Valentines Never Go Out of Style

Even with the advent of e-cards, there’s no substitute for the feeling of opening a greeting from the one you love in your own two hands on February 14.

Whether store-bought or hand-made, Valentine’s Day cards for centuries have been the most popular way to show the object of your affection you care.

A selection of antique and vintage Valentine’s Day cards donated from local collections are now on display at the Jaffrey Civic Center through Feb. 27. The exhibit is a joint effort between the civic center and the Jaffrey Historical Society — treasurer Karl Putnam is one collector who donated Valentine’s Day postcards from a late family member’s album.

The vast majority of these antique cards are in pristine condition and look as fresh and new as they did when they were gifted.
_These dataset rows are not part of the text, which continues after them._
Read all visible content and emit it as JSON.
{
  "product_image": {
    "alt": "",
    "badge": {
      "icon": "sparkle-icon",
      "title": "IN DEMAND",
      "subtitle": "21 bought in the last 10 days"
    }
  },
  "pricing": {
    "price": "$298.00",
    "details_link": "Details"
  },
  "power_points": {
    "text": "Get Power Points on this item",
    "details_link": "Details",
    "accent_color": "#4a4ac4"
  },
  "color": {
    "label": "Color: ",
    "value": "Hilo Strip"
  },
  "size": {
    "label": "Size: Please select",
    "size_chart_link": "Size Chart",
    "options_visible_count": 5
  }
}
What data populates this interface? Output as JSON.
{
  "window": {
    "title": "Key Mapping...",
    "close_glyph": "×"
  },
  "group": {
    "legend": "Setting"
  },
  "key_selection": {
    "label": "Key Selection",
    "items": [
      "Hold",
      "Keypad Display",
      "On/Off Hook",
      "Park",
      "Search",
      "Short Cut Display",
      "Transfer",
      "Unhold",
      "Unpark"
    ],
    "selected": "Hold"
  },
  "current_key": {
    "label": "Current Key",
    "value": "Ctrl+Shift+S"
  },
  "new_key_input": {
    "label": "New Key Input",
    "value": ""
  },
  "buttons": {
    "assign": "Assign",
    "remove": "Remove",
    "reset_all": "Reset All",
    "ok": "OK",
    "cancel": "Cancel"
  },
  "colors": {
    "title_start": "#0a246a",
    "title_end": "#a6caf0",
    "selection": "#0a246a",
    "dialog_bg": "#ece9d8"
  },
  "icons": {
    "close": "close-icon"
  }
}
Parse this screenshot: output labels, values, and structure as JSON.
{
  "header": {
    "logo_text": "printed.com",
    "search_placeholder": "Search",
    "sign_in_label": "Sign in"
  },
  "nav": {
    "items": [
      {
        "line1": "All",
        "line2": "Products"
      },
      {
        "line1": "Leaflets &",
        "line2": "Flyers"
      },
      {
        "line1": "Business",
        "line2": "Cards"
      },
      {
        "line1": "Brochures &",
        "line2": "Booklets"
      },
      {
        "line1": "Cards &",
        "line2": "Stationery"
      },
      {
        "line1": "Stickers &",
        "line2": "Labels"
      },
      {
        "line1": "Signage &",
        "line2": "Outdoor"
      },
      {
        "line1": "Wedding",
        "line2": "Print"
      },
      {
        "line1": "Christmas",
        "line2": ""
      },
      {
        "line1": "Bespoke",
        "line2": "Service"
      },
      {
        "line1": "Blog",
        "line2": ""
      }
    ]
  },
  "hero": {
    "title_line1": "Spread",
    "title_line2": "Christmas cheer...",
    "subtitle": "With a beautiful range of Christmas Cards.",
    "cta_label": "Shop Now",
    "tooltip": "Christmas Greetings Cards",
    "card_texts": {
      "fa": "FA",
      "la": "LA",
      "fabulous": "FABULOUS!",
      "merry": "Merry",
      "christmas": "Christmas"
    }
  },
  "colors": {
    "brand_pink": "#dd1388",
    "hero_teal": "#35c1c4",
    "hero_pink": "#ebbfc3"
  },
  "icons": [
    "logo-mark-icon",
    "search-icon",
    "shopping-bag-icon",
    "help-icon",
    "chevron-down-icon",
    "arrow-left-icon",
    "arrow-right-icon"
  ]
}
Americans spend as much as $19.6 billion on Valentine’s Day cards and gifts, but behind the commercialization of this holiday is a history that can be traced back to ancient Rome. From the 13th to the 15th of February, ancient Romans celebrated the feast of Lupercalia, a fertility festival. Some historians have argued that at the end of the 5th century, Pope Gelasius I declared Feb. 14 to be Valentine’s Day in an attempt to reclaim this festival from the Romans and Christianize it.

It’s not clear which St Valentine this day was initially dedicated to, as two saints with this name share the feast day of Feb. 14. Both of these saints were martyred in Rome; Valentine of Terni in around 197 A.D. and Valentine of Rome in around 496 A.D.

The first Valentine’s cards were created in the 18th century. At first, they were handmade as pre-made cards were not yet available. Lovers would decorate paper with romantic symbols including flowers and love knots, often including puzzles and lines of poetry. There were volumes that offered guidance on selecting the appropriate words and images to woo a lover. These cards were then slipped secretly under a door or tied to a door knocker.

In the early 19th-century, the industrialization of England brought with it rapid advances in printing and manufacturing technologies. It became easier than ever to mass-produce Valentine’s cards, which soon became immensely popular.

By the mid-19th century, the Valentine’s card travelled across the Atlantic and rapidly gained popularity in America. In 1913, Hallmark Cards produced its first Valentine’s card.

The display at the civic center shows a bit of the evolution of the Valentine card. Early Victorian valentines (1850 through 1880) featured elements such as die-cut paper lace, pieces of silk fabric and ribbon, flowers and leaves made of silk or paper, and even human hair. The oldest valentines in the exhibit date back to around 1880.

Later Victorian-era valentines (1880s through 1900), which were easier to mass produce, were lithographed and featured hearts, birds, cherubs and flowers, and were often pop-up cards with honeycomb paper inside and poetic greetings. Some fine examples of valentines from these time periods are available for viewing at the civic center. They are works of art in and of themselves and made attractive displays on their own, making them seem less disposable.

The exhibit also features some mid-19th century valentines, in basic two-dimensional style with even more clever messages. A highlight is a card with an image of a majorette in a short skirt and boots that reads: “Don’t skirt around the subject, dear/Just say the words I long to hear.”

While the display offers a very useful history lesson, exhibit curator Karen Ayers believes the exhibit is valuable for other reasons.

“We all need a little joy right now,” she said, referring to being in the midst of a long winter quarantine. “This is a nice reason to get out.”

“Valentines: A History of Love” is on display at Jaffrey Civic Center through Feb. 27. Hours are Wednesday through Saturday, noon to 5 p.m. and Saturday, 10 a.m. to 2 p.m. For more information, visit